Typically writing comments for game is separate step done before other steps. This allows comment author to focus on making clear explanations and presenting ideas clearly.
In comment writing one usually decided which variations to include, and when just reference board without additional variation diagram. However comment author does not finalize diagrams, so they are unlikely to be ready for printing.
Showing Part of Board
Often only small part of board is important in variation. Diagram can specify visible area in board.
Do not show too small area, as it may confuse reader. Include one empty row and column in every direction, if empty areas is close. If no reasonable empty area is close, it is necessary to look at board position to not create distracting effects.
Actual game is almost always shown in full board, even it would not be necessary for including moves.
Move number range
Avoid move number over 100, as these get hard to read, especially when there are lots of numbered stoned in diagram.
Move numbers over 200 should almost never be used.
Variation and diagrams
Combining variations and diagrams allows diagrams that contain alternative continuations for example to show why certain move does not work. These diagrams often start move numbering from 1. This can be done by selecting Start numbering from 1 in diagram creation dialog.
Margins for diagrams
Diagrams are often positioned in middle of text. In such layout suitable distance between text and diagram is needed. if distance is too small, result is confusing and hard to read layout.
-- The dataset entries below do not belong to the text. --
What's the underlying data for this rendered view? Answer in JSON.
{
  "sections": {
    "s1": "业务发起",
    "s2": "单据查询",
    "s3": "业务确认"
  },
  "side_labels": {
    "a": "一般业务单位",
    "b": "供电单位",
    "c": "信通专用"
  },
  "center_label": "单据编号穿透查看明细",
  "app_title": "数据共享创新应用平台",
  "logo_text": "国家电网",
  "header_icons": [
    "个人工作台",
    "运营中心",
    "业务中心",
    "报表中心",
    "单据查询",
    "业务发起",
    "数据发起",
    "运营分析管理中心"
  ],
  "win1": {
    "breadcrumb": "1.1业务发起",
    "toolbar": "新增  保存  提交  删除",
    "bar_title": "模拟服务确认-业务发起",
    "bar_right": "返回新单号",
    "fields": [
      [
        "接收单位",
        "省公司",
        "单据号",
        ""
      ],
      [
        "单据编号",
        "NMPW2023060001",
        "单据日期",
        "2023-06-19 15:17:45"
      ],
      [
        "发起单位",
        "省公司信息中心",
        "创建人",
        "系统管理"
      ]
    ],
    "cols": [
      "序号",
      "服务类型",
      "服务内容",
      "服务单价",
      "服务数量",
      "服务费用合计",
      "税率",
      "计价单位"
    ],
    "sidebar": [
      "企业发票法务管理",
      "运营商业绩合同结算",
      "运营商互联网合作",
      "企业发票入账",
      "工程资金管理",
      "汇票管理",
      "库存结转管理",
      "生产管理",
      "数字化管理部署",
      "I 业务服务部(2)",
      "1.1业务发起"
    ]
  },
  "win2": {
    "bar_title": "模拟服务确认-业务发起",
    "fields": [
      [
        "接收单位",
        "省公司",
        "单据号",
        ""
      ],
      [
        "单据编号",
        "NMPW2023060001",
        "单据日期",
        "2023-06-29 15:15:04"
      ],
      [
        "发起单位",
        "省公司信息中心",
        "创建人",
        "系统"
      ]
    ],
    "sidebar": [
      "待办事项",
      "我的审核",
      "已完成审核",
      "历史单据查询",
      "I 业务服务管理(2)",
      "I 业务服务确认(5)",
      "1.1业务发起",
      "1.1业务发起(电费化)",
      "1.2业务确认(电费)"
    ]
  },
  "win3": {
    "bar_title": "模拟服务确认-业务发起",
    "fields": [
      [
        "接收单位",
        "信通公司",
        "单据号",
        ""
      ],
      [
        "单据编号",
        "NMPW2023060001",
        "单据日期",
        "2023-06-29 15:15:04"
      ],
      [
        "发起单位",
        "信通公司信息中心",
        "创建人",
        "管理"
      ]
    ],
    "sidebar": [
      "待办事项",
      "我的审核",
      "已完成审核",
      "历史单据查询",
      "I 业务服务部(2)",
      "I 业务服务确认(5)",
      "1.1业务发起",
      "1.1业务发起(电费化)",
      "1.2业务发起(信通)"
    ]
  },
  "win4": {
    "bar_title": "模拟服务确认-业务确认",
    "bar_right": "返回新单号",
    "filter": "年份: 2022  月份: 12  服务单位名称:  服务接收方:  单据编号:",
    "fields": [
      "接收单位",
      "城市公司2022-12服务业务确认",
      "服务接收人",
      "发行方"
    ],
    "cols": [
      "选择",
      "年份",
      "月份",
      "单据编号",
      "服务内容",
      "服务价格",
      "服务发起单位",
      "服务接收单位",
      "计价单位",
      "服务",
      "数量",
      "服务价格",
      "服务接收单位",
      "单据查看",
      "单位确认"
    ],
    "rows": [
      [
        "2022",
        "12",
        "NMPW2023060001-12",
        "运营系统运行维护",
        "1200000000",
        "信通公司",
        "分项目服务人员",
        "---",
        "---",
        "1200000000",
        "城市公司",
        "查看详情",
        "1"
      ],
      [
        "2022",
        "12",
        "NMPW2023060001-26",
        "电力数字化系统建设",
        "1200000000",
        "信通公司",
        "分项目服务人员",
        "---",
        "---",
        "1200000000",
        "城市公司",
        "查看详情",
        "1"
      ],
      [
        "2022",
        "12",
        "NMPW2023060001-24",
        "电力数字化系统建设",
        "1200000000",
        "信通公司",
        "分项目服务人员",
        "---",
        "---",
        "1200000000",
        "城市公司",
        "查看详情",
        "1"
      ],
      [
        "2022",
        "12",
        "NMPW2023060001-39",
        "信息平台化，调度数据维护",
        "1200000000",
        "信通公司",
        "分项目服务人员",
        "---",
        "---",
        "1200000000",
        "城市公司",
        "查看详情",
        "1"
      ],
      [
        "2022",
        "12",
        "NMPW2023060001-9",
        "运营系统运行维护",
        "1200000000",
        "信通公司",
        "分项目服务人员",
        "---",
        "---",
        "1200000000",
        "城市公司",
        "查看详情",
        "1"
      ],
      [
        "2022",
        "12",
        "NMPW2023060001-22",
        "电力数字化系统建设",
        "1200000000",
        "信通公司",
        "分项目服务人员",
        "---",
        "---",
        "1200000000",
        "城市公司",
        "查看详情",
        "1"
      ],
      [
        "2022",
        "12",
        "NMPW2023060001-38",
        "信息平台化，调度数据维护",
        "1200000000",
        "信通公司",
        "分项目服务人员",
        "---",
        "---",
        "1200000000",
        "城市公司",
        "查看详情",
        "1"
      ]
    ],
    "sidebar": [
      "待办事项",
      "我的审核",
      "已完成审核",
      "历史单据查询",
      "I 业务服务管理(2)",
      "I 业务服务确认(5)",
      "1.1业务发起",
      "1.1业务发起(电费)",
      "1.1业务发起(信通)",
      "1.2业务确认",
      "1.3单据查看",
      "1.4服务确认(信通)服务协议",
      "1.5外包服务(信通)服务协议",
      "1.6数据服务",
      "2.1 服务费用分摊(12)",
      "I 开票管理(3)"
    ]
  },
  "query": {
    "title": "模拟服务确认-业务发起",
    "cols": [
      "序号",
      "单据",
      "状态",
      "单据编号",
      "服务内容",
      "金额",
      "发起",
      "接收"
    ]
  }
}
Too much margin reduces amount of diagrms and text that fits into page. It is usually better to leave too much than too little
GOWrite can add extra white space to diagrams. This may avoid need to adjust diagram margins in layout program, where it often must be done individually for each diagram. Adjustment is available in Options -> Layout and Graphics Options. In dialog select area "Diagram" and ajust margin values.
Typical layout strategies
Number of typical layout strategies exists, roughly speaking "Narrow Column", "Wide Column" and "Fixed Diagram Location"
Narrow Column Width
Typical layout has relatively narrow columns. Column width is often close to board width. Typical narrow column example is on right.
Typical example is two columns in A5. A5 is smallest size, where two columns can be reasonably used. Two columns in A5 may result in quite narrow for board. Two columns in A4 (or landscape A5) results in similat, but less packed layout.
In narrow columns board may be bit wider than text column, as illustrated in picture below. Moves in board may extend significantly outside of text column.
Often board may also be extend bit over (or below) text.
In the example left and right margins for text are marked with red.
Wide column width is easy to typeset. It may be necessary to leave a lot of white space when there are a lot of diagrams compared to explanation text.
In wide column layout it is often possible to add text to either side of bull-board diagram. However this may be unadvisable, as empty space would improve readability.
Wide column is typical used in layouts for textbooks having longer explanations.
Fixed Diagram Locations
In fixed diagram location diagrams are put in same location in every page. Result may be very good, if material is regular enough for this kind of layout. As there is minimal variation in layout, reader quickly learns layout and can find relevant information.
In the example answers to problems are in fixed grid. Typically problems and solutions have very limited text associated with them.
Fixed diagram locations may be suitable for Joseki Dictionaries (Ishida) or problem books.
Small (partial board) diagrams may alternatively be in left or right aligned in column. When properly used, this may give clear connection between text and diagram.
In this example please pay attention to diagram and text for Variation 6 and Variation 7.
However it is not good idea to pack text too tightly. White space can be used to structure comments and improve readability.